Indian Express, June 28, 2006
Pakistan’s military regime might take comfort in the Bush administration’s support for reinstating the $ 300 million in U.S. aid cut by the American Congress due to Pakistan’s inadequate efforts for establishing democracy and respecting human rights.
But the very fact that the House of Representatives voted to cut aid by a 373-34 vote indicates that the phase of unquestioning support for General Pervez Musharraf in Washington is now over. Foreign aid appropriations are often the major foreign policy lever available to the American government’s legislative branch.
Under the U.S. constitution, U.S. Congress is a co-equal branch of government along with the executive, headed by the President, and the judiciary.
Unlike Pakistan where almost all power is concentrated in the hands of the country’s chief executive, who is a uniformed army chief and unelected president, the U.S. system recognizes multiple power centres. While making foreign policy is the prerogative of the U.S. President, budget-making falls within the purview of the Congress. Quite often, Congress draws attention to what it considers as lapses of judgment by the President and his foreign policy team by using its power of the purse.
During the 1980s, Congress showed disapproval of American policy in Central America by barring covert military support for the Contras fighting the left-wing regime in Nicaragua.
The Pressler amendment to the foreign aid bill, which followed the Symington and Glenn amendments, introduced the concerns of Congress about nuclear proliferation into U.S. aid policy.
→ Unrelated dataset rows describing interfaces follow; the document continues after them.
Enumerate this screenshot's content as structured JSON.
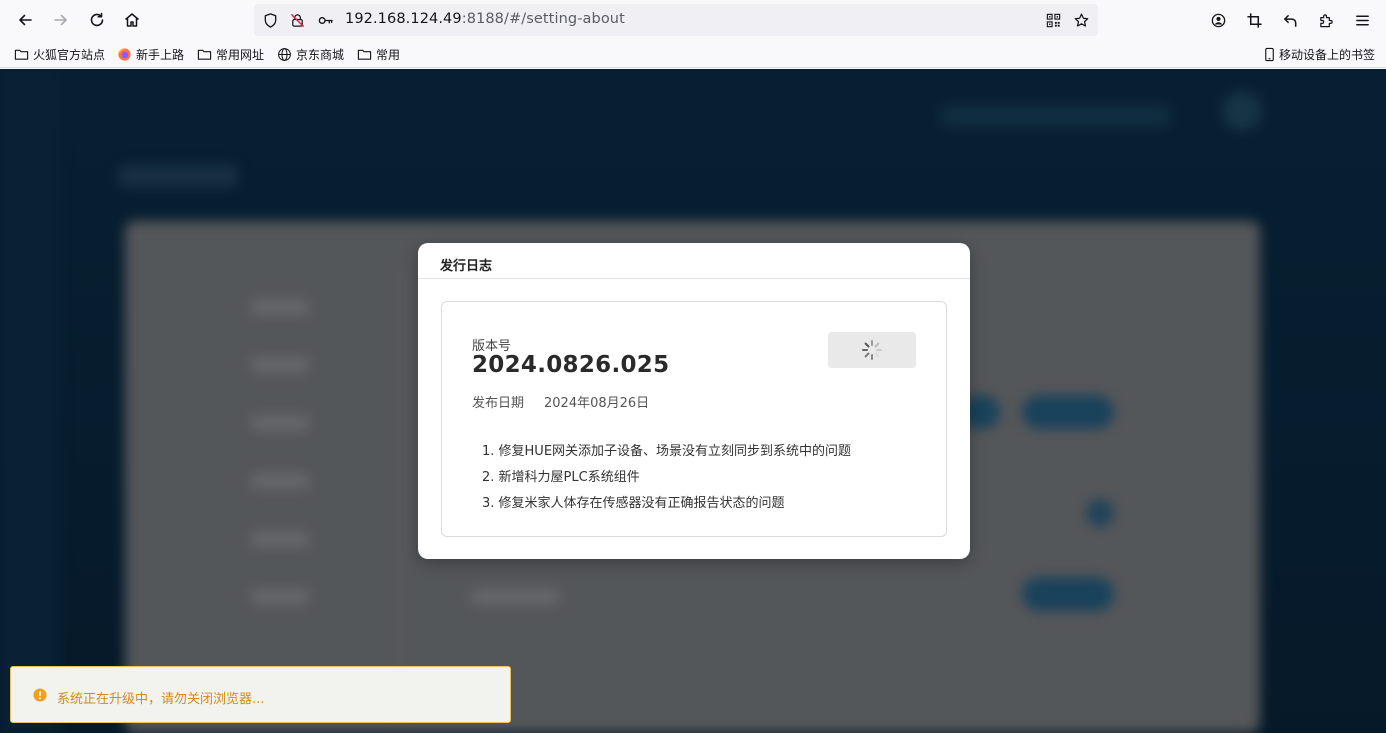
{
  "browser": {
    "url_host": "192.168.124.49",
    "url_rest": ":8188/#/setting-about",
    "bookmarks": [
      "火狐官方站点",
      "新手上路",
      "常用网址",
      "京东商城",
      "常用"
    ],
    "mobile_bookmarks": "移动设备上的书签"
  },
  "modal": {
    "title": "发行日志",
    "version_label": "版本号",
    "version": "2024.0826.025",
    "date_label": "发布日期",
    "date": "2024年08月26日",
    "notes": [
      "1. 修复HUE网关添加子设备、场景没有立刻同步到系统中的问题",
      "2. 新增科力屋PLC系统组件",
      "3. 修复米家人体存在传感器没有正确报告状态的问题"
    ]
  },
  "toast": {
    "message": "系统正在升级中，请勿关闭浏览器...",
    "color": "#d48a1d"
  },
  "icons": {
    "back": "arrow-left-icon",
    "forward": "arrow-right-icon",
    "reload": "reload-icon",
    "home": "home-icon",
    "shield": "shield-icon",
    "permissions": "blocked-permission-icon",
    "key": "key-icon",
    "qr": "qr-code-icon",
    "star": "star-icon",
    "account": "account-icon",
    "crop": "crop-icon",
    "undo": "undo-icon",
    "extensions": "puzzle-icon",
    "menu": "hamburger-menu-icon",
    "spinner": "loading-spinner-icon",
    "warning": "warning-icon"
  }
}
Pakistanis are all too familiar with the consequences of the Pressler amendment coming into effect. But at the time the Pressler amendment was originally approved, Pakistani officials had seen as a reprieve from aid cuts.
Then, the Reagan administration had lobbied heavily in Pakistan’s favour as continuing aid was crucial to ensure Islamabad’s participation in the ongoing anti-Soviet jihad in Afghanistan.
This time, too, the Bush administration will cite the importance of General Musharraf’s support for the war against terrorism to ensure that its quid pro quo aid package remains unaffected. The US ambassador to Islamabad, Ryan Crocker, was quick in reassuring Pakistani officials that there would be no cut to the full amount of aid — $ 3 billion — promised for the five year period ending in 2009.
“We are a democracy,” Crocker was cited as saying. “Congress has its views, but I would like to make very clear that this administration is totally committed to providing the full amount.”
But even if the Bush administration ensures the flow of aid, it cannot ignore the issues cited in the bill that cut the aid.
An overwhelming majority of U.S. congressmen, 373 from both parties to be precise, noted “increasing lack of respect for human rights, especially women’s rights, and the lack of progress for improving democratic governance and the rule of law’’ in Pakistan under General Musharraf.
Only 34 representatives in the U.S. House appeared to buy the Pakistani government’s claim that it was in the process of establishing “genuine democracy.” Even these 34 cannot be said to approve of Musharraf’s domestic policies and could have voted against the bill only because they did not want to embarrass a current American ally.
No Pakistani can celebrate a proposed reduction in the flow of external resources to their homeland. But given the Musharraf regime’s tendency to cite international, particularly American, support to justify its undemocratic domestic policies, it is natural for Pakistani democrats to take heart from the changing mood in Washington.
Pakistan will probably receive the full amount of aid and the Congressional aid cut will most likely be reversed through the intervention of the Bush administration for now.
But the concerns about human rights and democracy expressed by Congress are only likely to continue to grow. The Musharraf regime’s ostensible help in the hunt for international terrorists cannot remain an indefinite excuse for ignoring what is clearly a deteriorating human rights situation.
The suspicious disappearance and subsequent brutal murder of journalist Hayatullah Khan in the federally administered tribal areas highlights a dirty war like those fought against their people in the 1970s and 1980s by Latin American military regimes.
Hayatullah had embarrassed the government by revealing, with pictures, the falsehood of an official claim that an Al-Qaeda member had been killed while making a bomb. The terrorist had, in fact, been hit by a U.S. missile.
An opposition figure, Dr Safdar Sarki of the Jeay Sindh Qaumi Mahaz (JSQM), has been missing for days and one need not agree with his political views to feel the pain of his family.
Incidentally, Dr Sarki is a U.S. citizen and General Musharraf should not have difficulty in figuring out that his disappearance at the hands of Pakistan’s invisible political enforcers is unlikely to endear the Musharraf regime further with the U.S. Congress.